|Look at that enormous Sloat head.|
I’m typing this from the doctor’s office. We’re here for a checkup on Isaac, making sure he’s growing like he should and hoping he won’t be covering his face for the next ultrasound.
I’m about to be brutally honest with you, and I hope you can forgive me for it.
I don’t want four kids.
Up until this morning, I have been dreading Isaac’s arrival, I’ve been worrying about my money, my time, and the fact that I’ve got three adopted children who might grow up holding a grudge against our sole biological child.
Akeeli, Aven, and Drake, if you’re reading this, I need you to know I never loved you any less than Isaac. Not for one second. I know you can’t help feeling like you might feel, but listen: I love you more than you could ever imagine. I love you so much I’d die for you.
On the way to Tulsa this today, I had to drop my truck off in Wagoner to get the oil changed. This is in no way a sponsored post, but the guys at Kevin Grover are seriously the best, and one in particular slapped me in the face with some truth this morning.
He walked over to me, and I spent some time trying to figure out if I was looking at his smile or the sun. That’s Neil being Neil though. I’ve never thought of him as car salesman, he’s a friend who happens to be exceptionally skilled at getting me to spend huge sums of money on things with four wheels.
My son weighs 2.6 pounds today. He’s grown tremendously in the last two weeks.
We’re sitting in the lab now, waiting on blood to be drawn. In fact, I’m almost positive Alicia is actually reading what I type as I type it. She’s talking about how much Isaac has grown over the past couple of weeks, and saying that he better slow down. I think she’s finally realizing that when you have a giant for a husband, his kids might be huge too. I don’t know, maybe just my head is giant.
Back to Neil. He came over and shook my hand.
“Two things to congratulate you for, Travis. One, you look fantastic, and two, your newest little one!”
Everyone always does that. If they’re familiar with our situation at all, they’re so excited for us; for me. I get that, and I’m thankful for the empathy, but up until today, it was a forced smile, forced enthusiasm. So I smiled back at him, and I gave my prototypical response.
“Aww, thanks! Be excited for her though, I don’t want four kids.”
Neil didn’t even blink.
“Oh stop that, Travis. You’ve created an eternal soul.”
I’m alone now, Alicia has gone back to have her blood drawn, and I’m fighting tears as I type this. It’s me and one old lady in the waiting room, and I don’t need her wondering why the behemoth four chairs down is blubbering quietly into his cell phone.
We’ve created an eternal soul.
My son is an eternal soul.
Isaac is an eternal soul.
Somewhere in my brain a switch flipped. I took a couple of confused steps and finally spit out a response.
“Thank you, Neil.
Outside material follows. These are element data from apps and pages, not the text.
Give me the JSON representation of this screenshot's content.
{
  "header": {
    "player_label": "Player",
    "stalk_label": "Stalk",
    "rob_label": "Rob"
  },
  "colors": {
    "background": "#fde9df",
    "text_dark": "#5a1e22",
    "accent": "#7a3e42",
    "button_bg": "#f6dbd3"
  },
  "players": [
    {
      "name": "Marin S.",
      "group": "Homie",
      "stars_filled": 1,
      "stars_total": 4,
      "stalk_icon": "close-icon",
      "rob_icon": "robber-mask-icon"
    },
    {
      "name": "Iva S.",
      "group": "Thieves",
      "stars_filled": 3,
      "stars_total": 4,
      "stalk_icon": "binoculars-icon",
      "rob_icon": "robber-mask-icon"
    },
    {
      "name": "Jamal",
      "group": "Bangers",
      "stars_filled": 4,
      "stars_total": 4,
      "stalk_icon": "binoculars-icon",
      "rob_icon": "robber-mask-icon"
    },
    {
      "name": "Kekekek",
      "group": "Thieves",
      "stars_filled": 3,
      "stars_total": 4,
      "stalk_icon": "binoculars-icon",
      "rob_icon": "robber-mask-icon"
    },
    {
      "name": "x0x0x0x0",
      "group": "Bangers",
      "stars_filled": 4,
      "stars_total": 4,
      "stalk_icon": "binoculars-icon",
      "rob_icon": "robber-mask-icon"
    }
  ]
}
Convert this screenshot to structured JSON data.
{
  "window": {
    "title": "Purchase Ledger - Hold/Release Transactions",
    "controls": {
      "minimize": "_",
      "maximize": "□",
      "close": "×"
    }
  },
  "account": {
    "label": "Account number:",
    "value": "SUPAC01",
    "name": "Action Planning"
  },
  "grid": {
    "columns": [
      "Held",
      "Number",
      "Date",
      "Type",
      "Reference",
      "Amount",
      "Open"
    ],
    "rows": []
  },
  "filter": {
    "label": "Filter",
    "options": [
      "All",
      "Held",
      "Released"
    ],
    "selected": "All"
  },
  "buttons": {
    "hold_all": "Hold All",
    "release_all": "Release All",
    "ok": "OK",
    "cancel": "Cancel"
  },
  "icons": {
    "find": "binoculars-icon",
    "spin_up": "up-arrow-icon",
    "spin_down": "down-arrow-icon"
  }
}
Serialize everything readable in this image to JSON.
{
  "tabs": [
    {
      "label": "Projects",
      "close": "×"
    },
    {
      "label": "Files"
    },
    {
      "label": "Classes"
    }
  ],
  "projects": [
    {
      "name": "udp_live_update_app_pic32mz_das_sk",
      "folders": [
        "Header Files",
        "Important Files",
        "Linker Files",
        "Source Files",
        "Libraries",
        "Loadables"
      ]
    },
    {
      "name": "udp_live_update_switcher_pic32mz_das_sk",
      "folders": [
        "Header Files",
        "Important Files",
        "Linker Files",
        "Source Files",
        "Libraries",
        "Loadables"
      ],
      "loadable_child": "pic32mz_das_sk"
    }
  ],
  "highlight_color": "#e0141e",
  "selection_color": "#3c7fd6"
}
I’ve never looked at it like that.”
“I’ll leave you guys alone, I know you’ve got a busy day planned!”
He bounced away, frustratingly happy, unaware of the chaos he’d just wreaked in my brain. Unaware of his creating a tectonic shift in the pangean plate that is my selfishness.
You see, that’s all it is, selfishness. One thing I’ve discovered since having children is that I am, by nature, a selfish person. I didn’t realize that until after we’d adopted the kids, but it’s true. I am a selfish person. I want my time, my money, my stuff, my wife. I, I, I, I.
I’m not saying all that changed instantly. I know somewhere between now and the next eighteen years, I’m going to be selfish. But I was given a new way to look at things today. I have four eternal souls that I am now responsible for. Five and six if you count mine and my wife’s, and that’s a whole lot of souls to be in charge of.
My dad figured it out. I don’t know how, but he figured it out. Reading his writings from when I was a kid, I know he was frustrated, unsure of himself as a father, and selfish. But at some point he cracked the code. He figured it out, and he took responsibility for the eternal souls he’d helped create, and he did a damn fine job of it.
Now I’m back at the doctor’s office, waiting for my beautiful wife and my son to come back from getting a shot, which is apparently what you have to do when your husband’s blood (A+), has a higher GPA than yours (A-). We’ll leave here and go pick up two other sons and a daughter, all of which are mine.
Today is a new day. Today I was verbally slapped by a friend who has obviously figured some of it out.
Here she comes. Gotta go. I’m gonna try figure it out.